Let’s talk about your company, The Nutritious Life.
I have five dietitians who work with me, all with varying specialties, although everyone does general health and weight loss. We do an extensive background on each person and go through their medical history; we even cover sleep, stress, sex and their relationships. For their second session, we give them a customized plan, including tips for exercise and even a shopping list to buy groceries. They come back for follow up visits and we provide them with accountability and education. You have to learn to change your behavior in order to conquer the behavioral aspect of food.
When we did the photo shoot, your daughter Maizy was chowing down on cashews, which I thought was great.
Our home is what the kids know. You create your home. You have the power to control your home, and to provide a healthy one. The cashews are normal to them; if I put out Goldfish crackers, they would say, “What?” and look at me funny. It’s important to show kids healthy eating habits. After the age of one, kids should be eating what the family eats, and the family should eat normal food. As much as I make my home healthy, I don’t go too crazy. I have at least a box of cookies, whether it’s an organic brand or a homemade cookie, so if they ask for something, I will give it to them. I don’t make it a huge deal about it. I don’t over talk health and what they can or can’t have. I emit the chatter and they know the difference between healthy and unhealthy foods. They know what I do for a living; I don’t talk about healthy and unhealthy too much. So if they go to a birthday party and have a piece of cake, they eat the cake.

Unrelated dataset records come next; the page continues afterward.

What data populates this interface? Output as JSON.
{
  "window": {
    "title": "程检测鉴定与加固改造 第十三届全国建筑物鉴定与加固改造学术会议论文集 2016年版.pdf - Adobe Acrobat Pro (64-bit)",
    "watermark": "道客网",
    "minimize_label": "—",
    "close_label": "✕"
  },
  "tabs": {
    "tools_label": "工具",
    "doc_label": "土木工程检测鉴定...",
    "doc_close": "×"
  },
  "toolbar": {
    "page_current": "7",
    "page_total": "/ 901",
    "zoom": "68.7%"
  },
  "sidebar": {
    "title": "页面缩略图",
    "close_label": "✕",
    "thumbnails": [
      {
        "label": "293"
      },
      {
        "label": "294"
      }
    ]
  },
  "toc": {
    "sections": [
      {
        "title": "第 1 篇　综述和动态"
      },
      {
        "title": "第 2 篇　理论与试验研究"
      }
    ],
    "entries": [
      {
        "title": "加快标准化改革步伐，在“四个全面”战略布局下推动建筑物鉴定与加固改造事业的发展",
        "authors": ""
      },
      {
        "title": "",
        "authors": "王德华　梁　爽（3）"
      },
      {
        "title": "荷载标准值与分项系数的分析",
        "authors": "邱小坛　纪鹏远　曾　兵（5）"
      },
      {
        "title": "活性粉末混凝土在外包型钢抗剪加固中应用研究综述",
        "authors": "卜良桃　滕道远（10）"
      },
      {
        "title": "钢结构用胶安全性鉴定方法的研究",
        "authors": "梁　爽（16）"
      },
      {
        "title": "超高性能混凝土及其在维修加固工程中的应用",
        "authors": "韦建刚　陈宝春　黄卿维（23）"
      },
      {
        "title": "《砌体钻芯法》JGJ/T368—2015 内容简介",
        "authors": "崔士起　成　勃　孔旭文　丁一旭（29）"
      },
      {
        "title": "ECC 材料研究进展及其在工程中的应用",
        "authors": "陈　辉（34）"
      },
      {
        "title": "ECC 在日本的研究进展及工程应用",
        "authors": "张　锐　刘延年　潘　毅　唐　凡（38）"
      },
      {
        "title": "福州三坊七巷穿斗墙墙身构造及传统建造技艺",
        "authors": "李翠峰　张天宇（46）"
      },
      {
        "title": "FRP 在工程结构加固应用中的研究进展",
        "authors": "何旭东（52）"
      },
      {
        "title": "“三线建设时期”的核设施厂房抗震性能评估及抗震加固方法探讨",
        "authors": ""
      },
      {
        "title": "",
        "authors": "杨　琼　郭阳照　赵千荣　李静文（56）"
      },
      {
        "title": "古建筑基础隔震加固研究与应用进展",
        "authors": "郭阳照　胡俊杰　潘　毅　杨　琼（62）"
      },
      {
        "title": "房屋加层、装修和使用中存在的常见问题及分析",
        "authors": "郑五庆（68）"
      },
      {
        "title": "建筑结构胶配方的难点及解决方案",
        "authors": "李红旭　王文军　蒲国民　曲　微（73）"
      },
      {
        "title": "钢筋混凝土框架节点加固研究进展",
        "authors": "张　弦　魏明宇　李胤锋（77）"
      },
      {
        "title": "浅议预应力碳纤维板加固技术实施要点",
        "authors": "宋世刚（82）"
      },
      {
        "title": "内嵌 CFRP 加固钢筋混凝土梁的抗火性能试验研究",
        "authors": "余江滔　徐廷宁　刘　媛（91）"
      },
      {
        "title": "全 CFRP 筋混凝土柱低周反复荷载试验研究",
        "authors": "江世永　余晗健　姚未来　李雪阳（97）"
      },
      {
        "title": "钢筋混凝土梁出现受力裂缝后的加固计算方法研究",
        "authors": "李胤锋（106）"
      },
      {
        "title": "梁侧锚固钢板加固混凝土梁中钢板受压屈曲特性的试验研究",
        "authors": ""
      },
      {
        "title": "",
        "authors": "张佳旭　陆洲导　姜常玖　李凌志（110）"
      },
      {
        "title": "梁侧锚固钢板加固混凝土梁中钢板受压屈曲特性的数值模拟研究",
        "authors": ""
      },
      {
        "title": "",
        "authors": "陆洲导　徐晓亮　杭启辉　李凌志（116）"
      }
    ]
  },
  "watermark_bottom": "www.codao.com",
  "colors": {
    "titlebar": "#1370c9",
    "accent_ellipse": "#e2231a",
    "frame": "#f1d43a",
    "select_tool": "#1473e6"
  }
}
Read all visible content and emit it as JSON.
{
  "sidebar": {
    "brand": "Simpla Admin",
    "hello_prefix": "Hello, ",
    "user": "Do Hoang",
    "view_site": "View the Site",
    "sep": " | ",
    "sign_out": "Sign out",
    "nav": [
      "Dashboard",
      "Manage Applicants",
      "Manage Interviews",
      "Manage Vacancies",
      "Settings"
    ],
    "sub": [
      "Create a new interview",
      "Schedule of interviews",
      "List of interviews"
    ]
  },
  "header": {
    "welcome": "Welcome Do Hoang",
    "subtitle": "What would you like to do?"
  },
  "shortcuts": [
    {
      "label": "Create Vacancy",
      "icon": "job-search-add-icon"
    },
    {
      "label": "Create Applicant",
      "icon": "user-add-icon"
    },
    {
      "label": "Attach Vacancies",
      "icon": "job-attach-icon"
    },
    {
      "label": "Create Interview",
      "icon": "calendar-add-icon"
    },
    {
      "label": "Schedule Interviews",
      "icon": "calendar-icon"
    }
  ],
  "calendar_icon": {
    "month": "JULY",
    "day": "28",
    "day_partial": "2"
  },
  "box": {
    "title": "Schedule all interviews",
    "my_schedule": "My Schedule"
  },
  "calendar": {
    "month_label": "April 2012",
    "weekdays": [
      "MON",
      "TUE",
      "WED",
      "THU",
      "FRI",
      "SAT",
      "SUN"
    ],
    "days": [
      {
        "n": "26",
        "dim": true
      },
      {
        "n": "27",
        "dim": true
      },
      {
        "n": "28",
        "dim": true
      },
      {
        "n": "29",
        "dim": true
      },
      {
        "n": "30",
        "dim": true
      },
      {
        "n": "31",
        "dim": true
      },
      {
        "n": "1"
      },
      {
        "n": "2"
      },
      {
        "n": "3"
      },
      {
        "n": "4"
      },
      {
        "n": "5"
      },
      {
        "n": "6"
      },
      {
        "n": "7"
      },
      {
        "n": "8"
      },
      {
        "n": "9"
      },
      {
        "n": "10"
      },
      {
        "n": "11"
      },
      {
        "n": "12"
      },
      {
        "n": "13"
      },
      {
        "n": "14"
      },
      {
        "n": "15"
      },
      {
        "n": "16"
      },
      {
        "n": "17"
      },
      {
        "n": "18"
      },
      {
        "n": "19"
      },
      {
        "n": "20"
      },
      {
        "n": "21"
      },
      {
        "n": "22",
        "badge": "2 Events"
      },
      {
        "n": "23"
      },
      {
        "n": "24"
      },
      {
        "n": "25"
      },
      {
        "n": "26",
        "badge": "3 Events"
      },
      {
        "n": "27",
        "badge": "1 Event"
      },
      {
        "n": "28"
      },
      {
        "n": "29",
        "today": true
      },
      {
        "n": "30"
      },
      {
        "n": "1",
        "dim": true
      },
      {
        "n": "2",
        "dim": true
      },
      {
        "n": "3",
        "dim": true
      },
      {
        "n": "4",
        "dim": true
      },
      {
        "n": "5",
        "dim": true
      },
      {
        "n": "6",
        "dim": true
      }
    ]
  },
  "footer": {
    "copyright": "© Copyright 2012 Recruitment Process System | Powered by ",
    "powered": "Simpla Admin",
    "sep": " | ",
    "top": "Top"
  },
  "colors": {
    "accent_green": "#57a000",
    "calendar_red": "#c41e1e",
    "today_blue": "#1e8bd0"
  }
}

We’re in the middle of the holidays. How do you safeguard your waistline?
You have to be consistent with your regular habits. Even if you have more decadent dinners, you still need to eat healthy. You don’t then eat a Danish for breakfast. And if you already eat healthy, take it up a notch and make your breakfast super healthy. Be consistent with your workouts. Snack before you go to the holiday party—have a plain yogurt and a fiber powder like Konsyl psyllium fiber to help you feel satisfied and full. Assess the situation at the party as well; they might have shrimp cocktail and crudité, so don’t dive into the mini hot dogs first. There might be perfectly balanced foods there, and then have a plan of attack when you get home. It just requires a bit of planning.
How do you find your own balance?

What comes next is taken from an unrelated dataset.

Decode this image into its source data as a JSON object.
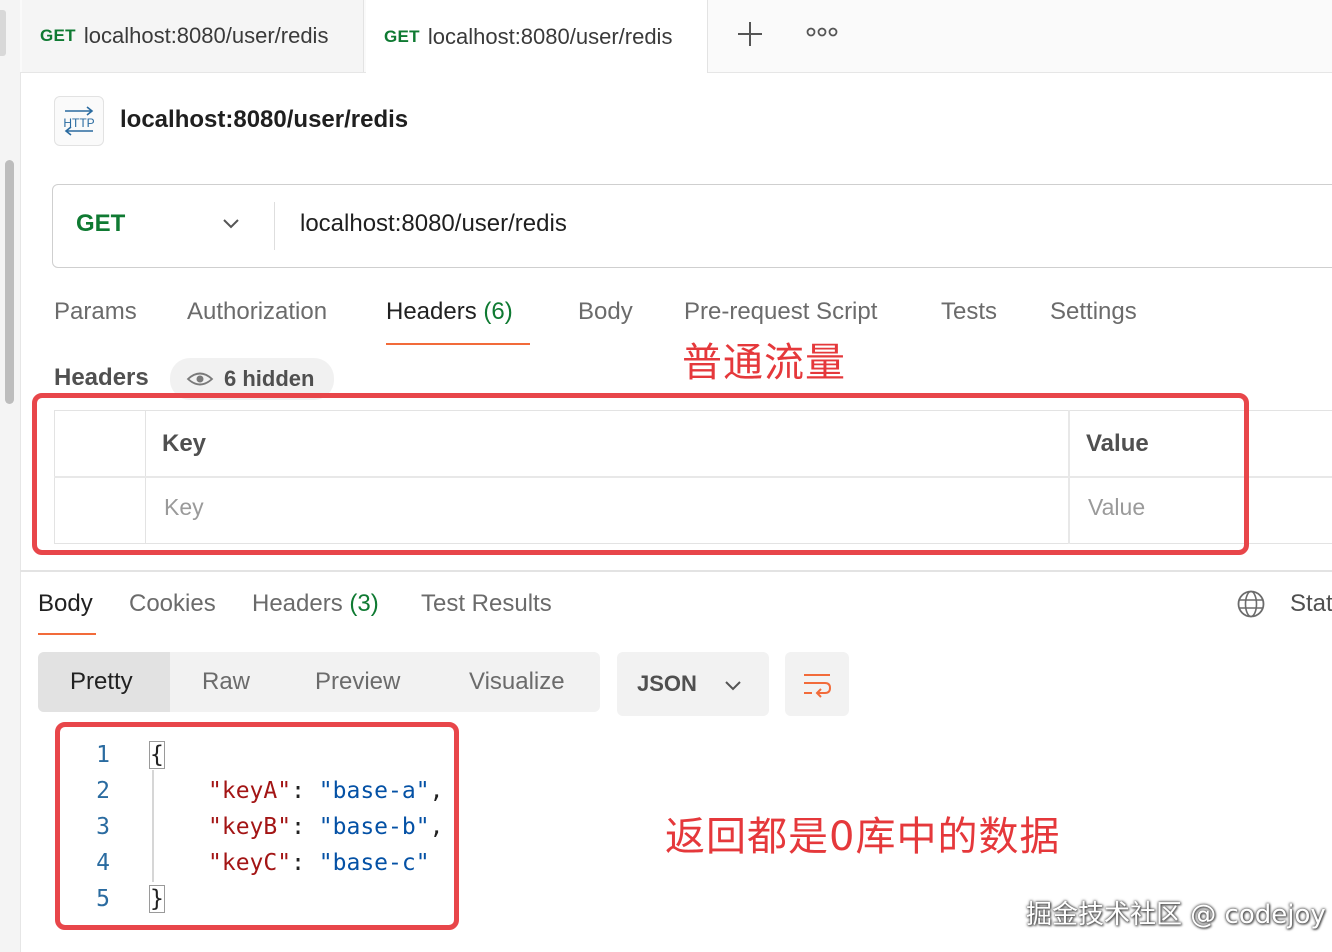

It’s really, really hard. [laughs] The thing I conquered the most is accepting that things slip through the cracks and not letting it get to me. That’s helped me to manage my stress better. I just hope that they’re not super important things! [laughs] If I miss a birthday party and forget to RSVP, I don’t stress about it. I’m doing the best I can, making sure to keep my kids as my priority. I’ll look at the week to see what is coming up—what school projects do we have, what play dates do I need to schedule, what classes do I have to sign them up for. I make sure everything is taken care of with them, and then I look at work to see what those priorities are. I try to keep things together by being extremely organized. And I have a lot of energy; I get up early and go through emails and get myself organized for the day. I try to be efficient with my time. I am reviewing the Nike Fit for the Xbox, and last night I did it with my son. I incorporate my kids into it as much as I can.
I find this is the new way of mothering. We bring our kids into our work life.
I recently took my son to LA with me. I wanted him to see what I do, so he came with me when I appeared on The Talk and Access Hollywood. We had great quality time on the plane. We worked on one of his projects. I love being with my kids, but I love work, too, and I think you can show your kids that you’re excited about your work without feeling guilty or apologizing for it. I love what I do, and it’s good to have something you love.
Okay, I have to ask—what is your favorite, overly processed indulgence food?
Oh my God, black jellybeans! Oh my God I love them so much! Or anything that is a mix of salty and sweet! Like salted caramels—YUM!!!